Sunday, January 14, 2007

'Ancient artefacts brought over by Egyptians, not by traders'
Two members of the Egyptological Society of Malta are promoting the theory that the many ancient Egyptian artefacts unearthed in Malta were brought over by the Egyptians themselves, and not, as commonly thought, by traders.

In an article titled Did The Ancient Egyptians Ever Reach Malta?, published in the Egyptian Egyptological journal, Anton Mifsud and Marta Farrugia analysed Egyptian artefacts found here and went through old and recently published material on which to base their conclusions.

Dr Mifsud and Ms Farrugia argue that because of their beliefs in afterlife, the ancient Egyptians were extremely reluctant to leave their country to live and possibly die miles away from home. However, war and trade with the Eastern Mediterranean nations and islands lured the Egyptians out of their homeland.

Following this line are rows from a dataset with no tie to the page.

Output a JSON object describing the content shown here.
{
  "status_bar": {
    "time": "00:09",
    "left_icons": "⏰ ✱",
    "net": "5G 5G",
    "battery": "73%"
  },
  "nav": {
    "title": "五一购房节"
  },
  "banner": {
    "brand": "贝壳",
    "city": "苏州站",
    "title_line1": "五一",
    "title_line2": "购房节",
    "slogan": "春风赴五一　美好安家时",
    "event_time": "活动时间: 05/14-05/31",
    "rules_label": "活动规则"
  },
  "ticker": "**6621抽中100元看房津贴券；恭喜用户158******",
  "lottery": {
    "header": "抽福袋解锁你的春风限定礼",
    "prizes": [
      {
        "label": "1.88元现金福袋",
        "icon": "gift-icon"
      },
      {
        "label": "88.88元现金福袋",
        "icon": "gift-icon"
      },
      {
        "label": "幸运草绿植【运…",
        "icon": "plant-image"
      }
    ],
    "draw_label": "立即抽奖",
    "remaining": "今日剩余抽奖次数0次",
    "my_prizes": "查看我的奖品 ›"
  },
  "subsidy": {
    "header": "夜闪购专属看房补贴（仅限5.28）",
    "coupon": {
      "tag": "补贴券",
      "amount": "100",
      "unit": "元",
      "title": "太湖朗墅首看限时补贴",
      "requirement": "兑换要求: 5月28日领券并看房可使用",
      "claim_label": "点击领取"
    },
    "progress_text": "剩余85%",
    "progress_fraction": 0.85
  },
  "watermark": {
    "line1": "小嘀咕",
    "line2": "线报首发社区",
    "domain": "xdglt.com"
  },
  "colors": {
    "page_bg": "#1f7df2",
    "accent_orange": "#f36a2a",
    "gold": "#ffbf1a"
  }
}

There's something screwy in that article. It says:
The authors note that though it has always been assumed that it was the Phoenicians who brought the earliest Egyptian artefacts to Malta, the items found here span a time frame that pre-dates the arrival of the Phoenicians in the eighth century BC.

The earliest Egyptian artefacts date to the end of the third millennium BC, 400 years before the arrival of the Phoenicians. . .

They mention some Middle Kingdom objects, which would date roughly 2000-1800 BC (end-ish of the third millennium), but the Phoenicians are generally dated to 1200 BC and later (though they seem to have cultural roots deeper than that). Either way, it doesn't say a whole lot about who was carrying the damn things all over the Med.